#### DATA PROVIDED:
=-=-=
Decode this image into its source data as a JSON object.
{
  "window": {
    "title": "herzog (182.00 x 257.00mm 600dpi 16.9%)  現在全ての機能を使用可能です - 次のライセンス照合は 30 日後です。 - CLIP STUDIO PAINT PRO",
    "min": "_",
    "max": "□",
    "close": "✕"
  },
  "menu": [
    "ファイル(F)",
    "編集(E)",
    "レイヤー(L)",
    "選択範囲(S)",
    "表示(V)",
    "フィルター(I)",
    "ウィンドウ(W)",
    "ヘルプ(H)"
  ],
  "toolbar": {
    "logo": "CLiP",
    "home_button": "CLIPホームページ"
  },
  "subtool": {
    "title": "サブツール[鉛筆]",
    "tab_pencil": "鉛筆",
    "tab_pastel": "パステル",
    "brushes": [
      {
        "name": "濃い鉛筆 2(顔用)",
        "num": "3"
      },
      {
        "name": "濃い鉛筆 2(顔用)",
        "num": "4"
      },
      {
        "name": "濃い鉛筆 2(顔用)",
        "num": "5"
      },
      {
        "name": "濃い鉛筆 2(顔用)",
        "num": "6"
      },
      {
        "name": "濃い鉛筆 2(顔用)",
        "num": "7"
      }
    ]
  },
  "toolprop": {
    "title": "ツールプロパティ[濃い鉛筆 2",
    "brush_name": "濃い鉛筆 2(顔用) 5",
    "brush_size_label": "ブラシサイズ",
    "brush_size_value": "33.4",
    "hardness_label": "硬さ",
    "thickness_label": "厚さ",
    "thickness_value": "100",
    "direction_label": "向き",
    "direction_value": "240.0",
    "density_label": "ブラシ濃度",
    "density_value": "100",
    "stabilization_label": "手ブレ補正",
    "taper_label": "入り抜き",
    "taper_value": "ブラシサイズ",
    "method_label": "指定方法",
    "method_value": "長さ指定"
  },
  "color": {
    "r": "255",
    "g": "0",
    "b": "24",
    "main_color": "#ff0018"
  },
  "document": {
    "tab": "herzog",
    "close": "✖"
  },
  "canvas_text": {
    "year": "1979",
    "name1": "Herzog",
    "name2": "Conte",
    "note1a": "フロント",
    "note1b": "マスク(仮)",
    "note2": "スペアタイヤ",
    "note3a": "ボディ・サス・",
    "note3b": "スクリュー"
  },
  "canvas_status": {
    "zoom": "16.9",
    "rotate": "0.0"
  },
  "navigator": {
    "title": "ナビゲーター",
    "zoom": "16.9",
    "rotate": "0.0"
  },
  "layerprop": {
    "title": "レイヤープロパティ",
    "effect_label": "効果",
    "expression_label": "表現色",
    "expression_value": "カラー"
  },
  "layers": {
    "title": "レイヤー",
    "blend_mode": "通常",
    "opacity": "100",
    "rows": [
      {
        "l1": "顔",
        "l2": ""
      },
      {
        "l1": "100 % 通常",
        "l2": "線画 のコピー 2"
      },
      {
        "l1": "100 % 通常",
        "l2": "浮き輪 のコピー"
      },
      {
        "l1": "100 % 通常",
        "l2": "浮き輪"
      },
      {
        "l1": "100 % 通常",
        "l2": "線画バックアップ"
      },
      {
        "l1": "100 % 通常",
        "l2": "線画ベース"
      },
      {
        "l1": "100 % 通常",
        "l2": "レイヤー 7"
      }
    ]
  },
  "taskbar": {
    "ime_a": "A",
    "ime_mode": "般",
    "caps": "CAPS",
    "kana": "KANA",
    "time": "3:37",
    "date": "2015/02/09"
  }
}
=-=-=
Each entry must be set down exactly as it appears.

#### WRITTEN ANSWER:
Decode this image into its source data as a JSON object.
{
  "window": {
    "title": "herzog (182.00 x 257.00mm 600dpi 16.9%)  現在全ての機能を使用可能です - 次のライセンス照合は 30 日後です。 - CLIP STUDIO PAINT PRO",
    "min": "_",
    "max": "□",
    "close": "✕"
  },
  "menu": [
    "ファイル(F)",
    "編集(E)",
    "レイヤー(L)",
    "選択範囲(S)",
    "表示(V)",
    "フィルター(I)",
    "ウィンドウ(W)",
    "ヘルプ(H)"
  ],
  "toolbar": {
    "logo": "CLiP",
    "home_button": "CLIPホームページ"
  },
  "subtool": {
    "title": "サブツール[鉛筆]",
    "tab_pencil": "鉛筆",
    "tab_pastel": "パステル",
    "brushes": [
      {
        "name": "濃い鉛筆 2(顔用)",
        "num": "3"
      },
      {
        "name": "濃い鉛筆 2(顔用)",
        "num": "4"
      },
      {
        "name": "濃い鉛筆 2(顔用)",
        "num": "5"
      },
      {
        "name": "濃い鉛筆 2(顔用)",
        "num": "6"
      },
      {
        "name": "濃い鉛筆 2(顔用)",
        "num": "7"
      }
    ]
  },
  "toolprop": {
    "title": "ツールプロパティ[濃い鉛筆 2",
    "brush_name": "濃い鉛筆 2(顔用) 5",
    "brush_size_label": "ブラシサイズ",
    "brush_size_value": "33.4",
    "hardness_label": "硬さ",
    "thickness_label": "厚さ",
    "thickness_value": "100",
    "direction_label": "向き",
    "direction_value": "240.0",
    "density_label": "ブラシ濃度",
    "density_value": "100",
    "stabilization_label": "手ブレ補正",
    "taper_label": "入り抜き",
    "taper_value": "ブラシサイズ",
    "method_label": "指定方法",
    "method_value": "長さ指定"
  },
  "color": {
    "r": "255",
    "g": "0",
    "b": "24",
    "main_color": "#ff0018"
  },
  "document": {
    "tab": "herzog",
    "close": "✖"
  },
  "canvas_text": {
    "year": "1979",
    "name1": "Herzog",
    "name2": "Conte",
    "note1a": "フロント",
    "note1b": "マスク(仮)",
    "note2": "スペアタイヤ",
    "note3a": "ボディ・サス・",
    "note3b": "スクリュー"
  },
  "canvas_status": {
    "zoom": "16.9",
    "rotate": "0.0"
  },
  "navigator": {
    "title": "ナビゲーター",
    "zoom": "16.9",
    "rotate": "0.0"
  },
  "layerprop": {
    "title": "レイヤープロパティ",
    "effect_label": "効果",
    "expression_label": "表現色",
    "expression_value": "カラー"
  },
  "layers": {
    "title": "レイヤー",
    "blend_mode": "通常",
    "opacity": "100",
    "rows": [
      {
        "l1": "顔",
        "l2": ""
      },
      {
        "l1": "100 % 通常",
        "l2": "線画 のコピー 2"
      },
      {
        "l1": "100 % 通常",
        "l2": "浮き輪 のコピー"
      },
      {
        "l1": "100 % 通常",
        "l2": "浮き輪"
      },
      {
        "l1": "100 % 通常",
        "l2": "線画バックアップ"
      },
      {
        "l1": "100 % 通常",
        "l2": "線画ベース"
      },
      {
        "l1": "100 % 通常",
        "l2": "レイヤー 7"
      }
    ]
  },
  "taskbar": {
    "ime_a": "A",
    "ime_mode": "般",
    "caps": "CAPS",
    "kana": "KANA",
    "time": "3:37",
    "date": "2015/02/09"
  }
}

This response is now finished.